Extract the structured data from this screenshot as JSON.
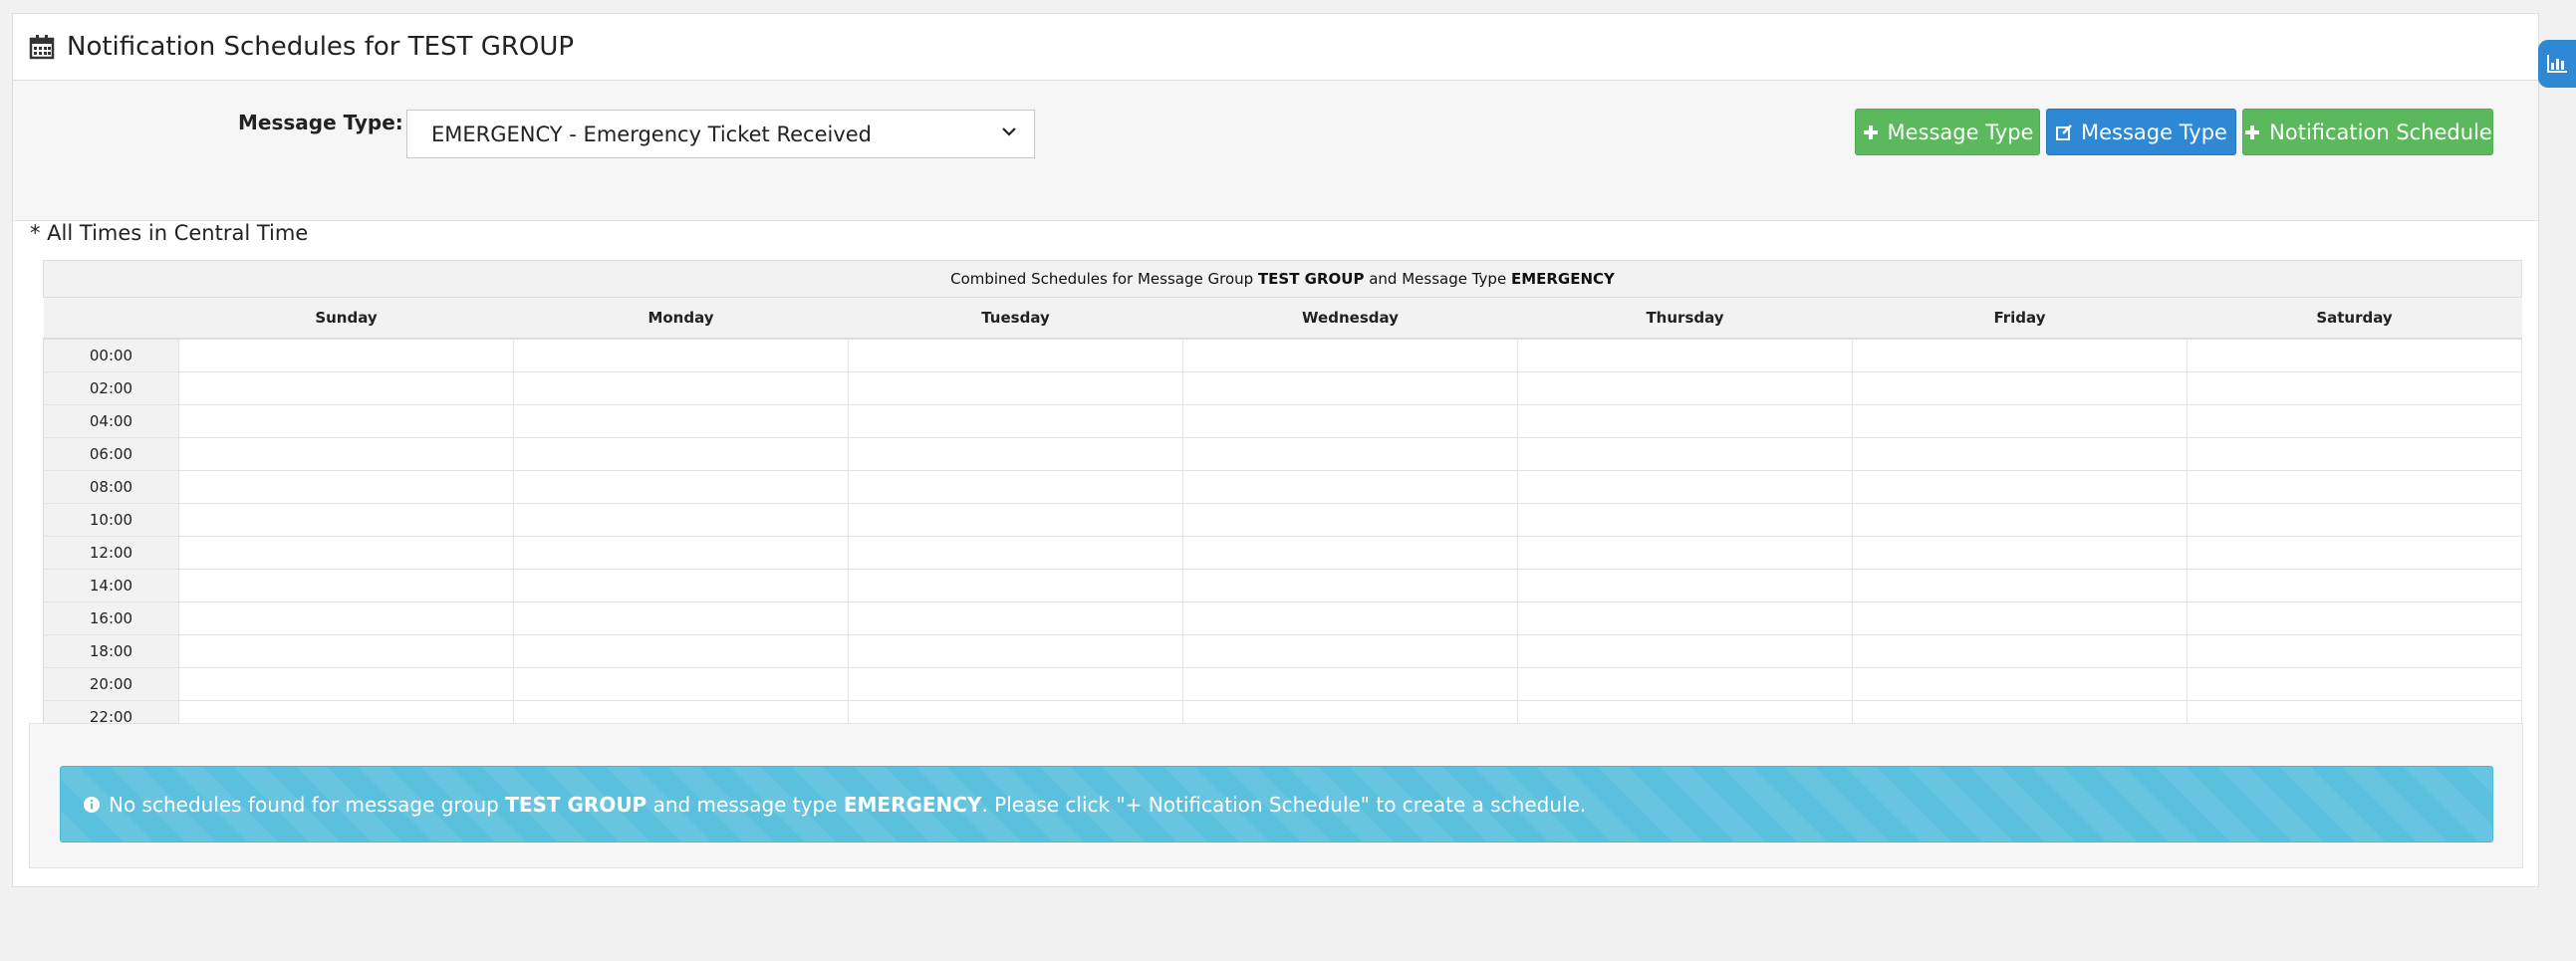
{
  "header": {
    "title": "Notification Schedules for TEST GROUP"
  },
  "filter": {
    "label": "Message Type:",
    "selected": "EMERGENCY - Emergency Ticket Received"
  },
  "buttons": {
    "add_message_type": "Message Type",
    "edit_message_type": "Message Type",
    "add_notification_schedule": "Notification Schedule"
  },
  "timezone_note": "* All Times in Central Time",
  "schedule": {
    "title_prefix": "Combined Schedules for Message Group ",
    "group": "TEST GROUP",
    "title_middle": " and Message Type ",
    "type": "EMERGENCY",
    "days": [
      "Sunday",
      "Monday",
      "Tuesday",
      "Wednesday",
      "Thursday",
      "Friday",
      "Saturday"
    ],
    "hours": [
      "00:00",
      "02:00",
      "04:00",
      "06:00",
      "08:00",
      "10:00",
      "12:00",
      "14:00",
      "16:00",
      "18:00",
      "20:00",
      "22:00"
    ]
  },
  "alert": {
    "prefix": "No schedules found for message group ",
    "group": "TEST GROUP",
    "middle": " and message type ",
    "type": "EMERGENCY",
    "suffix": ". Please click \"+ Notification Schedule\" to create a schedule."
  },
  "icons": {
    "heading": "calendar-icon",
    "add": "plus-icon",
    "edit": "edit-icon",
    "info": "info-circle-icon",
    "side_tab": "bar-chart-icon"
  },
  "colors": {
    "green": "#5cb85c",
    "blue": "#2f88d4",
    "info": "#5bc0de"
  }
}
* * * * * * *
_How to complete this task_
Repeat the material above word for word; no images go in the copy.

_Solution for this exercise_
Extract the structured data from this screenshot as JSON.
{
  "header": {
    "title": "Notification Schedules for TEST GROUP"
  },
  "filter": {
    "label": "Message Type:",
    "selected": "EMERGENCY - Emergency Ticket Received"
  },
  "buttons": {
    "add_message_type": "Message Type",
    "edit_message_type": "Message Type",
    "add_notification_schedule": "Notification Schedule"
  },
  "timezone_note": "* All Times in Central Time",
  "schedule": {
    "title_prefix": "Combined Schedules for Message Group ",
    "group": "TEST GROUP",
    "title_middle": " and Message Type ",
    "type": "EMERGENCY",
    "days": [
      "Sunday",
      "Monday",
      "Tuesday",
      "Wednesday",
      "Thursday",
      "Friday",
      "Saturday"
    ],
    "hours": [
      "00:00",
      "02:00",
      "04:00",
      "06:00",
      "08:00",
      "10:00",
      "12:00",
      "14:00",
      "16:00",
      "18:00",
      "20:00",
      "22:00"
    ]
  },
  "alert": {
    "prefix": "No schedules found for message group ",
    "group": "TEST GROUP",
    "middle": " and message type ",
    "type": "EMERGENCY",
    "suffix": ". Please click \"+ Notification Schedule\" to create a schedule."
  },
  "icons": {
    "heading": "calendar-icon",
    "add": "plus-icon",
    "edit": "edit-icon",
    "info": "info-circle-icon",
    "side_tab": "bar-chart-icon"
  },
  "colors": {
    "green": "#5cb85c",
    "blue": "#2f88d4",
    "info": "#5bc0de"
  }
}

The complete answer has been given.